- Sidestep the CLSQL reader syntax by using the
queryfunction anywhere you want a
The second is unacceptable because it's basically what
cl-mysql does by default, except without the automatic
sql escaping7. To be fair, I'd probably only have to use SQL literals at table creation, so it wouldn't be the end of the world, but it's also not ideal. Not using
timestamps where they're appropriate just because my tools don't like it is even worse. Hopefully, a solution presents itself, but judging from the response over at SO, I'm not holding my breath. Maybe I'm using
wall-time incorrectly, or there's another column specifier that gets the correct behavior in MySQL, I dunno.
The only other problem I'm having is understanding how exactly you're supposed to use the
with-default-connection functions. Using
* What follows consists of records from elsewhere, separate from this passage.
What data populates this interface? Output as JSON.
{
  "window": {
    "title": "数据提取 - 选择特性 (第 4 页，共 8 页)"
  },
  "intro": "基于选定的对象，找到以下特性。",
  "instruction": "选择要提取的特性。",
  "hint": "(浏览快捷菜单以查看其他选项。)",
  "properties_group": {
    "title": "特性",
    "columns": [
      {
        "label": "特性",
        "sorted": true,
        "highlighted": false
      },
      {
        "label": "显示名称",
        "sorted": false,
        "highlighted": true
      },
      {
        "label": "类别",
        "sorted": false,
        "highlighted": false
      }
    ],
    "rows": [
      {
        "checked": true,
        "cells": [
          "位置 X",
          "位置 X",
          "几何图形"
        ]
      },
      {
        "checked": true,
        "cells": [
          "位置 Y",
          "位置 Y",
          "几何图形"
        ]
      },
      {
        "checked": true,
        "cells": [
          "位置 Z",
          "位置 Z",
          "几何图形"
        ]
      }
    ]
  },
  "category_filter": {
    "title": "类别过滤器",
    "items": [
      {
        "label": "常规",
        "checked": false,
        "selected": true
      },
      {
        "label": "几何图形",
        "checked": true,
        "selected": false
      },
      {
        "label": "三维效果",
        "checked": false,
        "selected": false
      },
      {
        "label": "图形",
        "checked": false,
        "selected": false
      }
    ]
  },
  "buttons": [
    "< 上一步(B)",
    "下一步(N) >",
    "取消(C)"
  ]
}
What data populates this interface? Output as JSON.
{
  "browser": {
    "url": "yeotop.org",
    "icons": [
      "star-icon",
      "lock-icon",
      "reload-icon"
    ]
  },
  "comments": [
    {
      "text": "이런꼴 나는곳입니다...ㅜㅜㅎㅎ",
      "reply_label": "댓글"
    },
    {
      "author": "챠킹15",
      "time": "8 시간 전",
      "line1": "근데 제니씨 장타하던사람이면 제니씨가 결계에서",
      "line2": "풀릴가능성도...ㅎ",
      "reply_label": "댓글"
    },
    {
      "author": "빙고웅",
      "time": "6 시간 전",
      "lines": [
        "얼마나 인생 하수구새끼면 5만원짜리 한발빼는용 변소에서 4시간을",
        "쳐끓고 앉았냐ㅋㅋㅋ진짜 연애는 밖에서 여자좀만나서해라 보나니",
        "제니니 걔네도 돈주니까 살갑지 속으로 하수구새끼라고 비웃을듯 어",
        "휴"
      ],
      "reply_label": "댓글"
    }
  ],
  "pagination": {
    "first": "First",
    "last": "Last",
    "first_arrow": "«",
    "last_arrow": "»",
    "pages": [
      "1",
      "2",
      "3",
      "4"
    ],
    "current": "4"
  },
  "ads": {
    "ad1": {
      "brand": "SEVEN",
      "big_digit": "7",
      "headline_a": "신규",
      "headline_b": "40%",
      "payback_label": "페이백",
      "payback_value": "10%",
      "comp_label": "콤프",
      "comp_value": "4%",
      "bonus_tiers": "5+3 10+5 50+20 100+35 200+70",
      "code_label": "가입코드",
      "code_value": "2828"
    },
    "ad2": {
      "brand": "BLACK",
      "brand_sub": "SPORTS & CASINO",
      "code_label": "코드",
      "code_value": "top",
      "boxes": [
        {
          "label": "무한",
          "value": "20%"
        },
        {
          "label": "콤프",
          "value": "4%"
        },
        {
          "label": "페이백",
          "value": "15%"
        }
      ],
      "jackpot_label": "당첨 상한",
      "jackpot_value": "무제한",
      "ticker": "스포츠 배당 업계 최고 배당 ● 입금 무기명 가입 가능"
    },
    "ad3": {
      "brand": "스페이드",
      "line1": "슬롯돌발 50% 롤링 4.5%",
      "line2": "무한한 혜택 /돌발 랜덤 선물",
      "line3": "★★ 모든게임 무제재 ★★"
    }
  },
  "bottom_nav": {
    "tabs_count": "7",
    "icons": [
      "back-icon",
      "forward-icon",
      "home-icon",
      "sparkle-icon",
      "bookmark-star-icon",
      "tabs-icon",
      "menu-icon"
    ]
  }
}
with-default-connection doesn't seem to close the connection, or return it to the pool if you're using one.
with-connection does, but it gives you style-warnings if you don't explicitly pass that connection to any queries you wrap in it.
This last one is probably a broken understanding on my part though. Intuitively, I'd expect to either
- Wrap each handler function in a
with-connection(so that any database hits happening as a result of that handler share a connection)
- Wrap each database-manipulating function in a
with-connection(so that each database hit has its own connection. Sounds bad, but it's actually manageable on my current project)
- Start a connection with the server, and use that one to handle all traffic
The second honestly sounds like the right choice8, but the first one is also acceptable. The trouble is that I can't reconcile either with the fact that with-connection really seems to want me passing explicit database references around. Like I said, more research is necessary.
Sorry for starting this month out on the boring side, but I've been poking at this for a week or so, and I needed to clear my head of it.
- Also, this was also before the recent Quicklisp beta update, so it may not even be an issue anymore.↩
- Where I hadn't thought to install
gccfor some odd reason, so the C ffi libraries had no hope of compiling for hopefully obvious reasons.↩
- So don't use it in files, it's just for repl purposes.↩
- If you want to play around creating stuff, you can find the CLSQL column-type reference about half-way down this page.↩
- Or, at least, MySQL
- Timestamps are separate, and will store the current time whenever that row is
- The default CLSQL syntax handles this, by the way, so feel perfectly free to call your admin account "'); DROP TABLE USERS; SELECT '", it shouldn't cause any trouble other than being annoying to type each time.↩
- Though I could be wrong depending on how much overhead is associated with starting a connection to the database server; I should run that through the profiler this weekend.↩